The per capita net national income in real terms (at 2004-05 prices) during 2010-11 is estimated to have attained a level of
`35,917 as compared to the Quick Estimates for the year 2009-
10 of `33,731. The growth rate in per capita income is estimated at 6.5% during 2010-11 as against 6.1% during 2009-10.
GDP at factor cost at current prices in the year 2010-11 is estimated at `73,06,990 Crores, showing a growth rate of 19.1% over the Quick Estimates of GDP for the year 2009-10 of
The GNI at factor cost at current prices is now estimated at
`72,41,026 crore during 2010-11, as compared to `60,95,230 crore during 2009-10, showing a rise of 18.8 per cent.
The per capita income at current prices during 2010-11 is estimated to have attained a level of `54,835 as compared to the Quick Estimates for the year 2009-10 of `46,492, showing a rise of 17.9 per cent.
Private Final Consumption Expenditure (PFCE) in the domestic market at current prices is estimated at `37,95,901 Crores in
2009-10 as against `32,66,461 Crores in 2008-09. At constant
(2004-05) prices, the PFCE is estimated at `28,57,060 Crores in
2009-10 as against `26,59,152 Crores in 2008-09.

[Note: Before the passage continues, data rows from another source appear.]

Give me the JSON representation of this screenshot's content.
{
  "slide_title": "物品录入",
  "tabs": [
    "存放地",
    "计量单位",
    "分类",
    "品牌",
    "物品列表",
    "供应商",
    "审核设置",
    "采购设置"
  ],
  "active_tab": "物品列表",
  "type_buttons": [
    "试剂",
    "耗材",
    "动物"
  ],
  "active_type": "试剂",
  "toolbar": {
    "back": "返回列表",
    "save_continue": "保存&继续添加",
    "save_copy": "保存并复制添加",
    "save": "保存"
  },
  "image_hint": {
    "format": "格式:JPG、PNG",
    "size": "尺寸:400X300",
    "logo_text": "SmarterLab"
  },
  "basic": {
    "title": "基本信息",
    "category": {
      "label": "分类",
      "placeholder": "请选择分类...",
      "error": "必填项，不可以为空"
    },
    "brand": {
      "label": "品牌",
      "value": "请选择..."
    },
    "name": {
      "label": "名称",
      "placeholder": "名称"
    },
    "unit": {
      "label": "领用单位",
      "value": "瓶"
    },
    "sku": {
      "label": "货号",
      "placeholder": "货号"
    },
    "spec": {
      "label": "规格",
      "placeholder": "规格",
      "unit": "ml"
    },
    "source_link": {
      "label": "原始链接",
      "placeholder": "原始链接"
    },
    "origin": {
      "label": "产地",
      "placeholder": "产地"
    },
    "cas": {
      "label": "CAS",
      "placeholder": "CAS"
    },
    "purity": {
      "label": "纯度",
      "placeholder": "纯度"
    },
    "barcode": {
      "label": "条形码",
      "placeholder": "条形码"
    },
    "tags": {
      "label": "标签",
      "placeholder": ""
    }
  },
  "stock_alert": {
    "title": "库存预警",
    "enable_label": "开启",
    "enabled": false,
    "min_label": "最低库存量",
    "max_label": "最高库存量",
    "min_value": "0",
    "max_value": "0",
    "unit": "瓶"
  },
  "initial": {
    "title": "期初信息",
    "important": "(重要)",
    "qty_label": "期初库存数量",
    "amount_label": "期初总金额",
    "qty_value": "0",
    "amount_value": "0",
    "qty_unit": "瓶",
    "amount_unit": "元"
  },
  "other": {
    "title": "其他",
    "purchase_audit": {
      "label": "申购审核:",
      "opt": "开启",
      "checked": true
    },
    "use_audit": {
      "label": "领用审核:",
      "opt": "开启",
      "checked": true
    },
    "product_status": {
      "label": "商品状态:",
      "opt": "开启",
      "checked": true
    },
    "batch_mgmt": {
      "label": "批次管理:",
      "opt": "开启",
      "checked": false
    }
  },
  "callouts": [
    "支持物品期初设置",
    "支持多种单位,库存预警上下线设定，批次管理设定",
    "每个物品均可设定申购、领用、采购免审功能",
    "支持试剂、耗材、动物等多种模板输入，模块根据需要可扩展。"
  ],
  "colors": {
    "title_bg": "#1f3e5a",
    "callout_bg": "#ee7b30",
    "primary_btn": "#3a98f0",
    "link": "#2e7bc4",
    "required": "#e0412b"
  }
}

Gross domestic saving (GDS) at current prices in 2009-10 is estimated at `22,07,423 crore as against `17,98,347 crore in
2008-09, constituting 33.7 per cent of GDP at market prices as against 32.2 per cent in the previous year.

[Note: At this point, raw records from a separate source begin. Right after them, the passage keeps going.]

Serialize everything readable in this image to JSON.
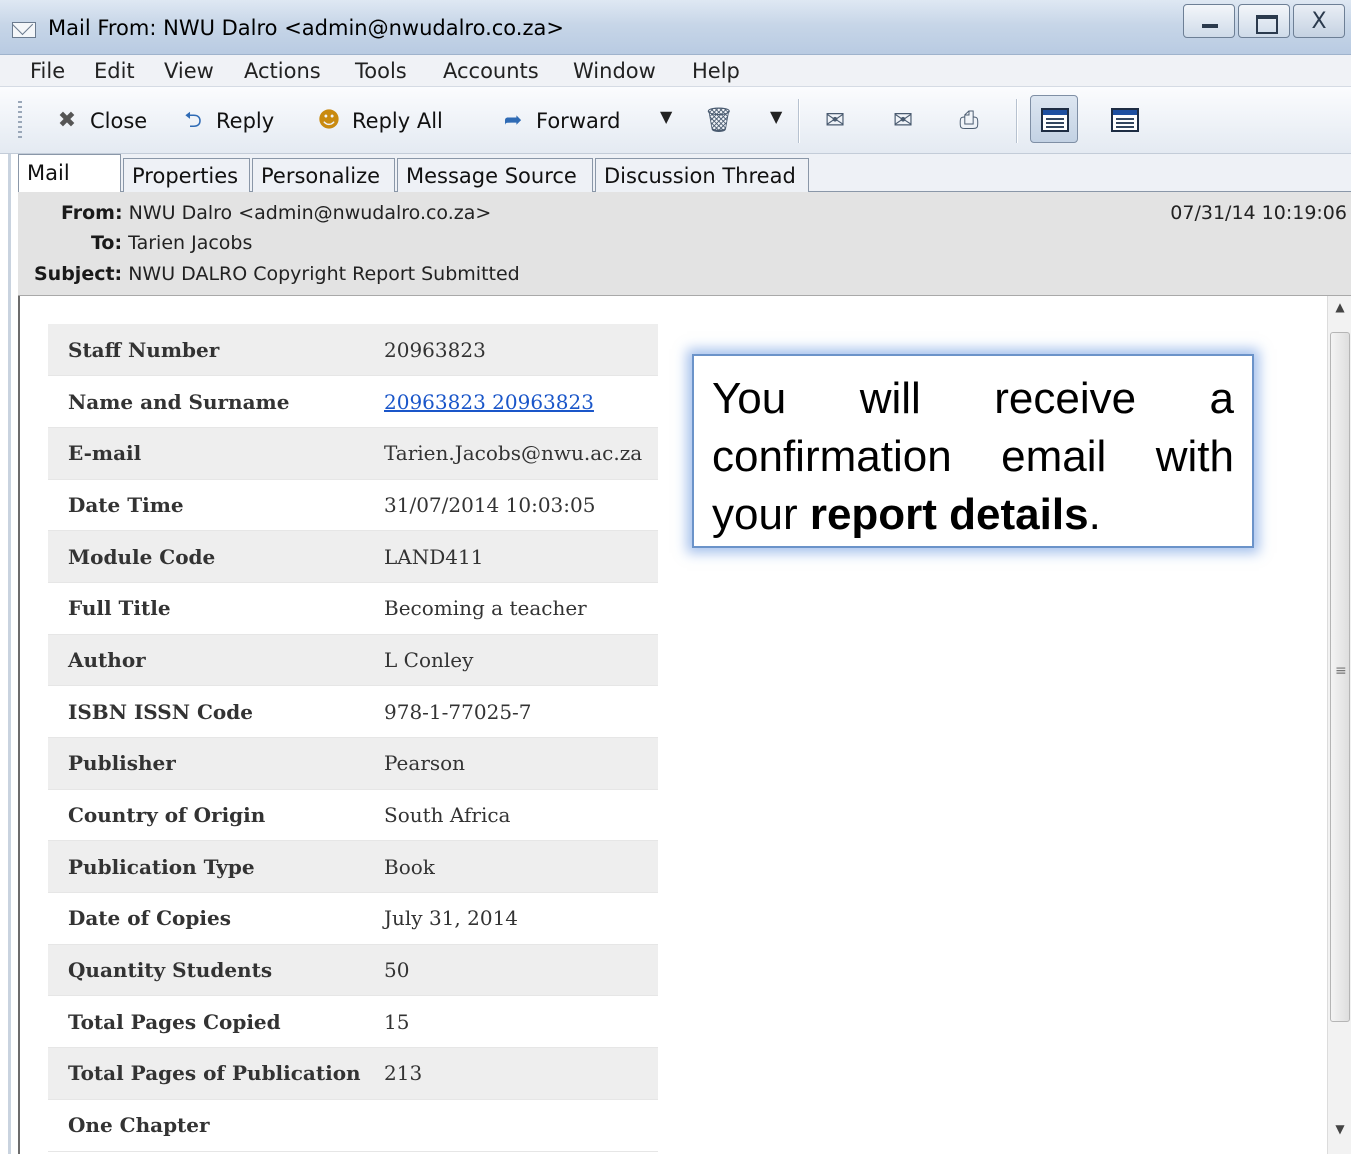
{
  "window": {
    "title": "Mail From: NWU Dalro <admin@nwudalro.co.za>",
    "close_glyph": "X"
  },
  "menu": [
    "File",
    "Edit",
    "View",
    "Actions",
    "Tools",
    "Accounts",
    "Window",
    "Help"
  ],
  "toolbar": {
    "close_label": "Close",
    "reply_label": "Reply",
    "reply_all_label": "Reply All",
    "forward_label": "Forward"
  },
  "tabs": [
    "Mail",
    "Properties",
    "Personalize",
    "Message Source",
    "Discussion Thread"
  ],
  "header": {
    "from_label": "From:",
    "from_value": "NWU Dalro <admin@nwudalro.co.za>",
    "to_label": "To:",
    "to_value": "Tarien Jacobs",
    "subject_label": "Subject:",
    "subject_value": "NWU DALRO Copyright Report Submitted",
    "date": "07/31/14 10:19:06"
  },
  "report": {
    "rows": [
      {
        "key": "Staff Number",
        "value": "20963823"
      },
      {
        "key": "Name and Surname",
        "value": "20963823 20963823"
      },
      {
        "key": "E-mail",
        "value": "Tarien.Jacobs@nwu.ac.za"
      },
      {
        "key": "Date Time",
        "value": "31/07/2014 10:03:05"
      },
      {
        "key": "Module Code",
        "value": "LAND411"
      },
      {
        "key": "Full Title",
        "value": "Becoming a teacher"
      },
      {
        "key": "Author",
        "value": "L Conley"
      },
      {
        "key": "ISBN ISSN Code",
        "value": "978-1-77025-7"
      },
      {
        "key": "Publisher",
        "value": "Pearson"
      },
      {
        "key": "Country of Origin",
        "value": "South Africa"
      },
      {
        "key": "Publication Type",
        "value": "Book"
      },
      {
        "key": "Date of Copies",
        "value": "July 31, 2014"
      },
      {
        "key": "Quantity Students",
        "value": "50"
      },
      {
        "key": "Total Pages Copied",
        "value": "15"
      },
      {
        "key": "Total Pages of Publication",
        "value": "213"
      },
      {
        "key": "One Chapter",
        "value": ""
      }
    ]
  },
  "callout": {
    "text_before": "You will receive a confirmation email with your ",
    "text_bold": "report details",
    "text_after": "."
  },
  "colors": {
    "link": "#1a56c9",
    "callout_border": "#6b93c9",
    "header_bg": "#e3e3e3"
  }
}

Gross Domestic Capital Formation at current prices has increased from `19,27,107 Crores in 2008-09 to `23,89,213
Crores in 2009-10 and at constant (2004-05) prices, it increased
from `15,65,007 Crores in 2008-09 to `18,58,659 Crores in 2009-
10. The rate of gross capital formation at current prices is 36.5 per cent in 2009-10 as against 34.5 per cent in 2008-09. The rate of gross capital formation at constant (2004-05) prices is 38.2 per cent in 2009-10 as against 35.1 per cent in 2008-09.
3.22. This chapter contains the following tables:
Table 3.1&3.2:National product at factor cost (at current prices) & (at
Table 3.3 : Gross domestic product by Economic Activity (at current prices).
Table 3.4 : Gross domestic product by Economic Activity at constant
Table 3.5 : Net domestic product by Economic Activity (at current prices)
Table 3.6 : Net domestic product by Economic Activity at constant
Table 3.7 : Private final Consumption Expenditure in Domestic
Market (at current prices)
Table 3.8 : Private Final Consumption Expenditure in Domestic
Market at constant (2004-05) prices
Table 3.9 : Domestic Saving By Type of Institution (at current prices)
Table 3.10 : Capital Formation by Type of Assets and By Type of
Institutions (at current prices)
Table 3.11 : Capital Formation by Type of Assets and By Type of
Institutions at constant (2004-05) prices
Table 3.12 : Performance of Public Sector (at current prices)